◆ Assignment ◆
Using the entries below, copy out all lines where "Ctrl" is found.
[Start of Attachment]
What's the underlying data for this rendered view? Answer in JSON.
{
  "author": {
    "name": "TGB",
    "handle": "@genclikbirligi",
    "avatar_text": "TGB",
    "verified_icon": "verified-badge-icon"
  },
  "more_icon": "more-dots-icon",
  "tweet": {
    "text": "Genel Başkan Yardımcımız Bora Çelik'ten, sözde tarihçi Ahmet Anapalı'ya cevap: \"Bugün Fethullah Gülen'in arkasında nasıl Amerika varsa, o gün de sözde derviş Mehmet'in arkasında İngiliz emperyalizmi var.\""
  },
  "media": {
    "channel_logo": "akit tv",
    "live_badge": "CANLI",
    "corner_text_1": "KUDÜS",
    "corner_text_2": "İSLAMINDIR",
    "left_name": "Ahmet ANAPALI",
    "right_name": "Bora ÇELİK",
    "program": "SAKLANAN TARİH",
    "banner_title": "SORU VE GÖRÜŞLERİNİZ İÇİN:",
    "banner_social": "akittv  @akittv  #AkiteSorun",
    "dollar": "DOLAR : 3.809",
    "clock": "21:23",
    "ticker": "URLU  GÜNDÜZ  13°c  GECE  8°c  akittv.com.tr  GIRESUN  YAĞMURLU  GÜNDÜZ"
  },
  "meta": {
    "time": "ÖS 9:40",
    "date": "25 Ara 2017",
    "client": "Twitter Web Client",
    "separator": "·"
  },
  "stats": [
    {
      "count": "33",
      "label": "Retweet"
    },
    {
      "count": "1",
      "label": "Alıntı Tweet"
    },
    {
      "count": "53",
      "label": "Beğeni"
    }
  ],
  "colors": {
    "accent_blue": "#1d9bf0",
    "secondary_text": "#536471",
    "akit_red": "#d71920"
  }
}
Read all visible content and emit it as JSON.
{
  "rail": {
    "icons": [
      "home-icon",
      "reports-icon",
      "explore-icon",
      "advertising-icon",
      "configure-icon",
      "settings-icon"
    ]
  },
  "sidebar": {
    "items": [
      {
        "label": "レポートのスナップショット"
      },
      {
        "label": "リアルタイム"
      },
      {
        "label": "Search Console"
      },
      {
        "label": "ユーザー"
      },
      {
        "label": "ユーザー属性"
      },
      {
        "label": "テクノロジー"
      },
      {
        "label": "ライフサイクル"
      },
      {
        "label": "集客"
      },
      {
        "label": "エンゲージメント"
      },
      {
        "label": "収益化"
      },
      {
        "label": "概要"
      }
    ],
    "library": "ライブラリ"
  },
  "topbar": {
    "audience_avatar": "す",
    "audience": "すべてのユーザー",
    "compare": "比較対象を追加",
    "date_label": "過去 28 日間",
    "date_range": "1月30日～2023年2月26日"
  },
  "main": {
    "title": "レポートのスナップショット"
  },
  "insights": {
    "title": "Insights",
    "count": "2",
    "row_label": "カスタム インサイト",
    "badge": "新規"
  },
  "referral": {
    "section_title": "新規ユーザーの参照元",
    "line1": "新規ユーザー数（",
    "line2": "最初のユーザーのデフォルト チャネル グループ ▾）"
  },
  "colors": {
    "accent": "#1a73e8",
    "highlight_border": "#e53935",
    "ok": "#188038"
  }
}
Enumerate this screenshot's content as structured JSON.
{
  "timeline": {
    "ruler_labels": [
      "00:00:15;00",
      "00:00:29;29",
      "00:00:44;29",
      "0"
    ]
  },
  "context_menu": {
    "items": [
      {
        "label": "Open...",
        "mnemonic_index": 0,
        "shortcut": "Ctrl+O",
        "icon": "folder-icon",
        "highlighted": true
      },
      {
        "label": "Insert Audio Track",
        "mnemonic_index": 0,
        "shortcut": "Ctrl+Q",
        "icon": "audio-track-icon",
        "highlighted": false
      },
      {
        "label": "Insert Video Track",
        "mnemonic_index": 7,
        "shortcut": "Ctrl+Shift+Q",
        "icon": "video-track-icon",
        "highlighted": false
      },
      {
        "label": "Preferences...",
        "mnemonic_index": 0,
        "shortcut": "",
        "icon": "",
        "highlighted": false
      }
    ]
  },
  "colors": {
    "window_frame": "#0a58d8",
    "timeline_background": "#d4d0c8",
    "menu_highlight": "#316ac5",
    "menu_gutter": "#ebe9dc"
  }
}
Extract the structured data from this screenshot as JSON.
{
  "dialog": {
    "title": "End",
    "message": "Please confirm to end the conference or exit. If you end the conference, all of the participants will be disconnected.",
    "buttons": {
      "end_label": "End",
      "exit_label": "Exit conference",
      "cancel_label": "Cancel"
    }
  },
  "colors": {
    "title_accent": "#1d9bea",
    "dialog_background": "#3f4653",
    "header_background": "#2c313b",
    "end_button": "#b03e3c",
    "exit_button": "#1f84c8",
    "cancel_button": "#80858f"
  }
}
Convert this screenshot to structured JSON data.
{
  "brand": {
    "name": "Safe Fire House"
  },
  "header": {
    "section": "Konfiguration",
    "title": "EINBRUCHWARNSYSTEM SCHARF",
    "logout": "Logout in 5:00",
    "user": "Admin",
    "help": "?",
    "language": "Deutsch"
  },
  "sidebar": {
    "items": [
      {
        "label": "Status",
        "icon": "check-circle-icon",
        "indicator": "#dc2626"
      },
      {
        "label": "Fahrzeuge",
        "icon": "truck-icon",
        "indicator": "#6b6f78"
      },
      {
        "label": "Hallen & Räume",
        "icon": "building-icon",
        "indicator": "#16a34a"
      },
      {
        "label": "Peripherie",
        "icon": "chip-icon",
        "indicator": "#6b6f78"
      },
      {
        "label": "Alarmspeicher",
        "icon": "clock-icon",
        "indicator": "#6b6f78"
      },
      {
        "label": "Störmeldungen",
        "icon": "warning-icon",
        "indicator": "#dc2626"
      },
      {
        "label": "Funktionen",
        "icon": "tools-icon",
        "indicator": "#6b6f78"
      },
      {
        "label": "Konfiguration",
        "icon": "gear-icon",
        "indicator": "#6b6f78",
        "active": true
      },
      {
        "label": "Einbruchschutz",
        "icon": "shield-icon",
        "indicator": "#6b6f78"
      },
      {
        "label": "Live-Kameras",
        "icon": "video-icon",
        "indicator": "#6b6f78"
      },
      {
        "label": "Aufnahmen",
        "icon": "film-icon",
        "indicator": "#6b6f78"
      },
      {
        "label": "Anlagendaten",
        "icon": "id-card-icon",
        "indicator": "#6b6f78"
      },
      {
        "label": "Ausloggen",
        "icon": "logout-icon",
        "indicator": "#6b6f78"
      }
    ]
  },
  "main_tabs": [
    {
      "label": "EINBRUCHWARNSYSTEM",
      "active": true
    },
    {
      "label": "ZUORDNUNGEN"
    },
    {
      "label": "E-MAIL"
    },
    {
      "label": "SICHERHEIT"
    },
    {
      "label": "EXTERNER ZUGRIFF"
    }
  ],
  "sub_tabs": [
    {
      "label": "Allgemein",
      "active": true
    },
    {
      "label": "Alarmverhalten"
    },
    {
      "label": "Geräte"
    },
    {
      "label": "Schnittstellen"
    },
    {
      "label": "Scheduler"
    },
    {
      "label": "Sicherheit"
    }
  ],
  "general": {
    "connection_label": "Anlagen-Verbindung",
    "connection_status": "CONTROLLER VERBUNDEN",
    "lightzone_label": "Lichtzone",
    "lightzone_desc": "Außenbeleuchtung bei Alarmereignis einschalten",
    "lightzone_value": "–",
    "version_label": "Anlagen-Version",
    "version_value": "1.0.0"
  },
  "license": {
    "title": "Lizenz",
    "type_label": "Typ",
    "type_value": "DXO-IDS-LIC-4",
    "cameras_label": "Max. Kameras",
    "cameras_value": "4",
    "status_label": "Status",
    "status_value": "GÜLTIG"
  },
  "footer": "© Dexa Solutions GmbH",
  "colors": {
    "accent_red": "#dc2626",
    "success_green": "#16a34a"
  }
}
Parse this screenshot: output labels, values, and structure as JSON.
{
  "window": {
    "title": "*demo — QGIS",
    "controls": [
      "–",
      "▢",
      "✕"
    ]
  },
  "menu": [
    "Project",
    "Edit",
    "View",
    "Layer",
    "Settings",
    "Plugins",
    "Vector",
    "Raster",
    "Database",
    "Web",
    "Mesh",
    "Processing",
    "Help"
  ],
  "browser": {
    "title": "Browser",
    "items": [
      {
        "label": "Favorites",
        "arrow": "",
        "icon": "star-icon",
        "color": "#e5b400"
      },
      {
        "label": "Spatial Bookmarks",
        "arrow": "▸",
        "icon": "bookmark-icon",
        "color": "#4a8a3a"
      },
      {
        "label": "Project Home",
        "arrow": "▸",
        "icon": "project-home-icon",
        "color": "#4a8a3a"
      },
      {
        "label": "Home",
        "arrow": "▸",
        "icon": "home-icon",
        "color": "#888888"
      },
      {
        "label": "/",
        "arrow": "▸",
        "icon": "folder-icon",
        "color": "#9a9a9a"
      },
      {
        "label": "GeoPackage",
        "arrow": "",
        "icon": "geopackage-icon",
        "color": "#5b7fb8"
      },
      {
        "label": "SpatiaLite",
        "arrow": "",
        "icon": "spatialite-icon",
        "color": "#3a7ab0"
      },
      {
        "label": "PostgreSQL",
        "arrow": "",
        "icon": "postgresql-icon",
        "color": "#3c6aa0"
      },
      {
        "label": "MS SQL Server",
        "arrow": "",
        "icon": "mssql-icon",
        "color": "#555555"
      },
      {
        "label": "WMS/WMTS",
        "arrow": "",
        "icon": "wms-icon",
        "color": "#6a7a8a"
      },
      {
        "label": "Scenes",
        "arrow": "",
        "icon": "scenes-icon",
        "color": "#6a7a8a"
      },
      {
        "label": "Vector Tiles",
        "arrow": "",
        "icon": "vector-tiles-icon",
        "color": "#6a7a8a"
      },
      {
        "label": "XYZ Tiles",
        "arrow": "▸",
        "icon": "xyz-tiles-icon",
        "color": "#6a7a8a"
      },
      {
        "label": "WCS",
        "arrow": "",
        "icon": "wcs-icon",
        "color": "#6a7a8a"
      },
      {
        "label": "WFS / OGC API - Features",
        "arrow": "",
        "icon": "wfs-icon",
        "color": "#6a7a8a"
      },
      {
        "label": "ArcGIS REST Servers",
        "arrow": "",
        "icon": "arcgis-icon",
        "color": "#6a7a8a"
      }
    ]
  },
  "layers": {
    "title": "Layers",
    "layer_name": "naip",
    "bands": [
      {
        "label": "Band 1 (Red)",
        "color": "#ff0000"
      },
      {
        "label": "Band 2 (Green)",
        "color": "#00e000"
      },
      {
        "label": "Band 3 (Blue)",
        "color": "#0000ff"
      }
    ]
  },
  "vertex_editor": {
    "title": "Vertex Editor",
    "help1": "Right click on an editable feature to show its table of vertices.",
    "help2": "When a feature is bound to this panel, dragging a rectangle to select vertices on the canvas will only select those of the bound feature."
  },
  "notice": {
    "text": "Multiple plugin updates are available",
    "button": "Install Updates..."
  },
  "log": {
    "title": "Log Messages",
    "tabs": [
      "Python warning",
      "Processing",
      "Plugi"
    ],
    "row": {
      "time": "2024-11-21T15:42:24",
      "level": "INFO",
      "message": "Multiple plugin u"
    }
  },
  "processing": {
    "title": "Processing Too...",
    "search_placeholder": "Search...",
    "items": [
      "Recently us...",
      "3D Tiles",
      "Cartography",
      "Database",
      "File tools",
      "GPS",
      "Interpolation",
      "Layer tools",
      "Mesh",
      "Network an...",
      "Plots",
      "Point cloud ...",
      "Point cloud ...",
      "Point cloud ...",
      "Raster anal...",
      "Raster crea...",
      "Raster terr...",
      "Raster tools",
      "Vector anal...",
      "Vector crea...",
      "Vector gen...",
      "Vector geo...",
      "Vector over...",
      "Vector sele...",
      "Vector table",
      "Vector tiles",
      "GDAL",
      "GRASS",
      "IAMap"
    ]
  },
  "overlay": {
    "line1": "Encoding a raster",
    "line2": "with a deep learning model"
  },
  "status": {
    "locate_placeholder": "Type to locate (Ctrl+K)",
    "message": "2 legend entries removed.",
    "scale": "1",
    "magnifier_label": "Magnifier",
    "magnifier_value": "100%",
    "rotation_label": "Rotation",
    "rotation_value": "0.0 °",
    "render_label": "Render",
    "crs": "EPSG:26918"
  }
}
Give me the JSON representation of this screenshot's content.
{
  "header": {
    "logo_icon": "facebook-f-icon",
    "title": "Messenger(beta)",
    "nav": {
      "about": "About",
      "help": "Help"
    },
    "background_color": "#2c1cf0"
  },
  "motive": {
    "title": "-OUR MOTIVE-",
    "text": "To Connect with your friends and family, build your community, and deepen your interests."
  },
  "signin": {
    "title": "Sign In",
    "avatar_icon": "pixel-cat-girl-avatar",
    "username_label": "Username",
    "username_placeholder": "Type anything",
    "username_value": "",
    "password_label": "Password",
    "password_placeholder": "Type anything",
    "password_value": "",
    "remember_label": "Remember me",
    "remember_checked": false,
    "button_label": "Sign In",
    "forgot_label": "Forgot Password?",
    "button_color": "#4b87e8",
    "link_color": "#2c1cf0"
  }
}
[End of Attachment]
◆ Written reply ◆
        "shortcut": "Ctrl+O",
        "shortcut": "Ctrl+Q",
        "shortcut": "Ctrl+Shift+Q",
    "locate_placeholder": "Type to locate (Ctrl+K)",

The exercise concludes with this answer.